The stigma surrounding HIV/AIDS is so intense in South Korea that the National Human Rights Commission of Korea has estimated that Koreans living with HIV are 10 times more likely to commit suicide than the general population, which already has one of the highest suicide rates in the world.

Much of the stigma is encouraged at an official level, by government policies that misrepresent the nature of the disease. Korea continues to subject native English teachers to mandatory HIV testing, reserving the right to refuse or cancel their visa in the event of a positive test result. This is despite overwhelming evidence and a UN case decision finding that such policy approaches are ineffective at halting the spread of the disease and violate international law.

As Joesph Amon, director of the Health and Human Rights Division at Human Rights Watch, notes, “The international community has been clear: mandatory HIV testing and travel restrictions based upon HIV status violate human rights and cannot be justified for public health interests. Indeed, the high levels of stigma caused by linking HIV and mandatory testing to foreigners has made many ethnic Koreans choose to forgo testing due to fear of prejudice.”

The Korean government’s policies have heaped on the stigma already surrounding the disease, discouraging people from getting tested voluntarily or seeking treatment. These perverse policies can have fatal consequences as Koreans are diagnosed too late to effectively control the disease.

The KCDC reports, “The number of Koreans diagnosed with human immunodeficiency virus (HIV) infections is increasing annually” and further notes an “increasing late diagnosis of HIV infections in South Korea” with CD4 counts less than 200 cells/mm3. Koreans are not only being diagnosed with HIV later, they are also becoming infected with HIV earlier: A 2013 KCDC study reports that as “The rate of HIV infection is increasing in [Koreans] in their 20s…we can expect a sharp increase in the number of HIV-infected people who are in their 20s in the upcoming 5 years.”

Joseph Amon explains, “The government of South Korea needs to do more to ensure that people living with HIV have access to care and treatment without discrimination.

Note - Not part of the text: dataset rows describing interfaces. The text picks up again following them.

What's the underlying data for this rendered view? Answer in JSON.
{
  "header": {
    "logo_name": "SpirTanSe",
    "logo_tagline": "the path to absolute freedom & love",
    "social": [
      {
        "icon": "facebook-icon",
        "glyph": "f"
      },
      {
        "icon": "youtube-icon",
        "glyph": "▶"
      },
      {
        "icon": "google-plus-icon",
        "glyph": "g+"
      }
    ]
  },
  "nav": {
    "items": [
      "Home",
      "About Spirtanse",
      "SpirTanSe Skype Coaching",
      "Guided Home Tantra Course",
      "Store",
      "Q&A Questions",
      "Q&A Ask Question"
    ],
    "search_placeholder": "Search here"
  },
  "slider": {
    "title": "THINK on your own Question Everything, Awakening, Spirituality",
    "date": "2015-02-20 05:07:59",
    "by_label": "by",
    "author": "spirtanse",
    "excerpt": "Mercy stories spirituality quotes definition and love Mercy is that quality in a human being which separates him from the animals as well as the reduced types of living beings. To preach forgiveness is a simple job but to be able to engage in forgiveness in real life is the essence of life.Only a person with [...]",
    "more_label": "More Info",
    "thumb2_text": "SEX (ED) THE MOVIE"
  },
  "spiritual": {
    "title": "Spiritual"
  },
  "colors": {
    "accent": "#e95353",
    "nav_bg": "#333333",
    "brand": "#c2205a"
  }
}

At the opening of the International AIDS Conference UN Secretary General Ban Ki-moon paid tribute to those putting human rights at the forefront of the fight against HIV. By contrast, the government of South Korea is failing to protect the rights of people living with HIV and failing to confront the stigma and discrimination which fuels the epidemic and drives people away from HIV testing and treatment.”

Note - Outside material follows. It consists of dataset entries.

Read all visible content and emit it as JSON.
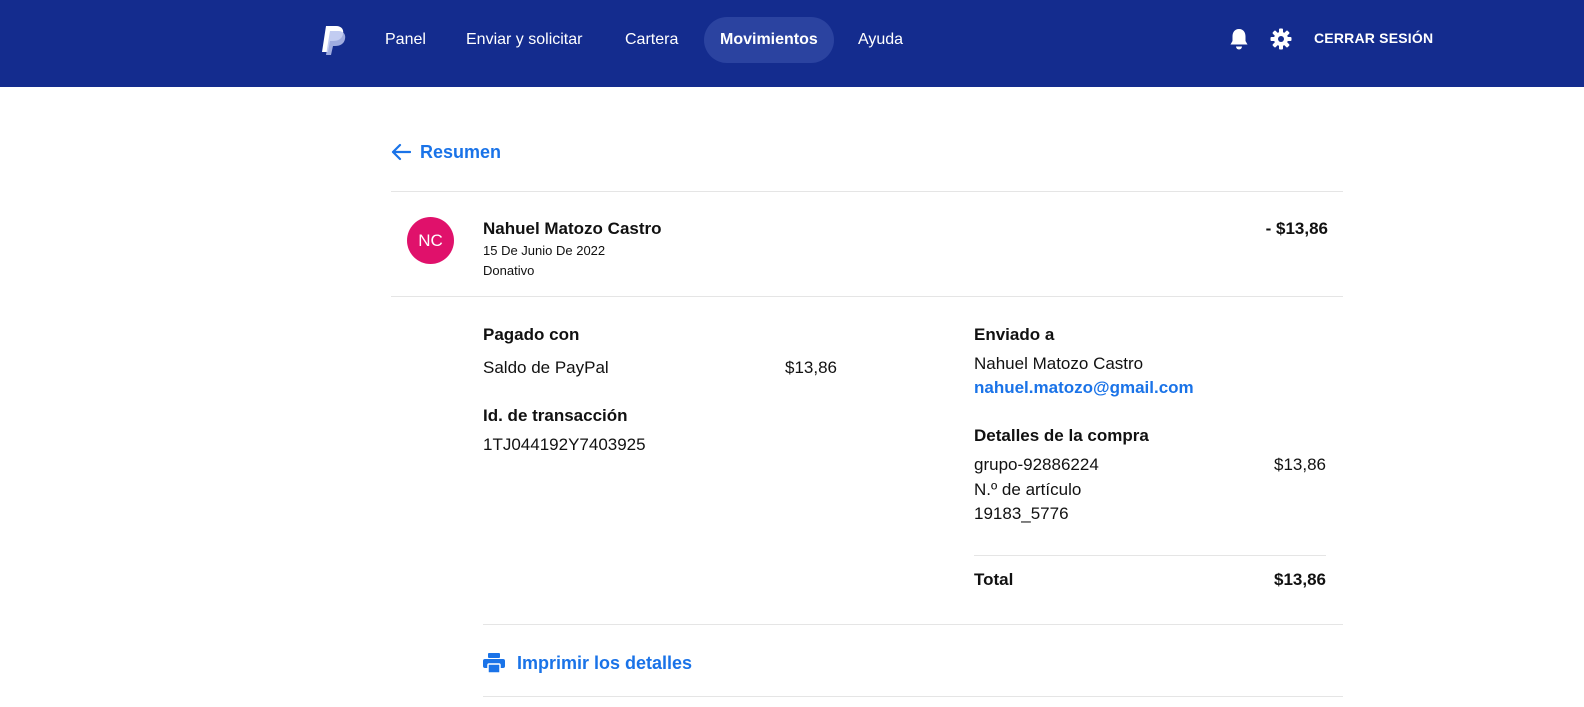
{
  "header": {
    "nav": [
      {
        "label": "Panel",
        "active": false
      },
      {
        "label": "Enviar y solicitar",
        "active": false
      },
      {
        "label": "Cartera",
        "active": false
      },
      {
        "label": "Movimientos",
        "active": true
      },
      {
        "label": "Ayuda",
        "active": false
      }
    ],
    "logout_label": "CERRAR SESIÓN",
    "brand_color": "#142c8e",
    "active_tab_color": "#2b43a0",
    "icons": [
      "paypal-logo",
      "bell-icon",
      "gear-icon"
    ]
  },
  "back": {
    "label": "Resumen",
    "icon": "arrow-left-icon"
  },
  "transaction": {
    "initials": "NC",
    "avatar_color": "#e0116b",
    "name": "Nahuel Matozo Castro",
    "date": "15 De Junio De 2022",
    "type": "Donativo",
    "amount": "- $13,86"
  },
  "details": {
    "paid_with_label": "Pagado con",
    "source": "Saldo de PayPal",
    "source_amount": "$13,86",
    "txn_id_label": "Id. de transacción",
    "txn_id": "1TJ044192Y7403925",
    "sent_to_label": "Enviado a",
    "recipient_name": "Nahuel Matozo Castro",
    "recipient_email": "nahuel.matozo@gmail.com",
    "purchase_label": "Detalles de la compra",
    "item_name": "grupo-92886224",
    "item_amount": "$13,86",
    "item_number_label": "N.º de artículo",
    "item_number": "19183_5776",
    "total_label": "Total",
    "total_amount": "$13,86"
  },
  "print": {
    "label": "Imprimir los detalles",
    "icon": "printer-icon"
  },
  "link_color": "#1a73e8"
}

Not only is South Korea behind international best practice on dealing with the issue, it has managed to mislead the international community about its treatment of people living with HIV/AIDS. Following a similar announcement in 2010, South Korea claimed at the 2012 International AIDS conference in Washington, D.C. that it had removed all travel restrictions for people with HIV/AIDS, a flagrant misrepresentation of reality when foreign residents’ visa eligibility continues to be tied to HIV-free status. This dishonest characterization has allowed the Republic of Korea to receive unearned praise from UNAIDS, the UN program on HIV/AIDS. In fact, despite the government’s broken promises concerning the removal of all of its HIV-related restrictions, UNAIDS continues to list the country as “green,” or restriction-free, on its map of countries with and without HIV/AIDS-related travel restrictions.

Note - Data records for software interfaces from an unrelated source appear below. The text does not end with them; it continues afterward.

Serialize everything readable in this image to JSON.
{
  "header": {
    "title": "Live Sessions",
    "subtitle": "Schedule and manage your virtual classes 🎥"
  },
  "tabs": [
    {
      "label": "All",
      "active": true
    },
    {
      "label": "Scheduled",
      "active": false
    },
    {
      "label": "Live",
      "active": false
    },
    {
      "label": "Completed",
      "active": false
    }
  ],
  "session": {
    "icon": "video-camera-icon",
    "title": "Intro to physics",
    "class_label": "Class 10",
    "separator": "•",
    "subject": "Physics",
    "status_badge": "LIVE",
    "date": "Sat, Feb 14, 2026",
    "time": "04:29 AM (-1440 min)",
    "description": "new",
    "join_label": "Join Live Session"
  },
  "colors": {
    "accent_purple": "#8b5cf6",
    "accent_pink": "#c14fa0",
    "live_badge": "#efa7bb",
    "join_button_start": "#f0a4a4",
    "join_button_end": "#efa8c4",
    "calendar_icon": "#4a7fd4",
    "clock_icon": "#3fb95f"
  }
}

UNAIDS continues to list the Republic of Korea as “green,” or restriction-free, on its map of countries with HIV/AIDS-related travel restrictions.

At a time when global attention is focused on the issue of HIV/AIDS, it is vital that the international community is made aware of the reality of the perilous situation facing those living with HIV/AIDS in South Korea, including the patients at Sudong.

We call on UN Secretary General Ban Ki-Moon, UNAIDS Executive Director Michel Sidibe and the participants of the 20th International AIDS Conference in Melbourne to give this issue the attention it deserves.

If Ban and Sidibe are serious about the statements they’ve made in the conference opening they will press the government of South Korea to address this urgent situation. Otherwise the rhetoric and good wishes, and the pomp and ceremony, of the conference will have little meaning to those pushed out onto the streets in Seoul.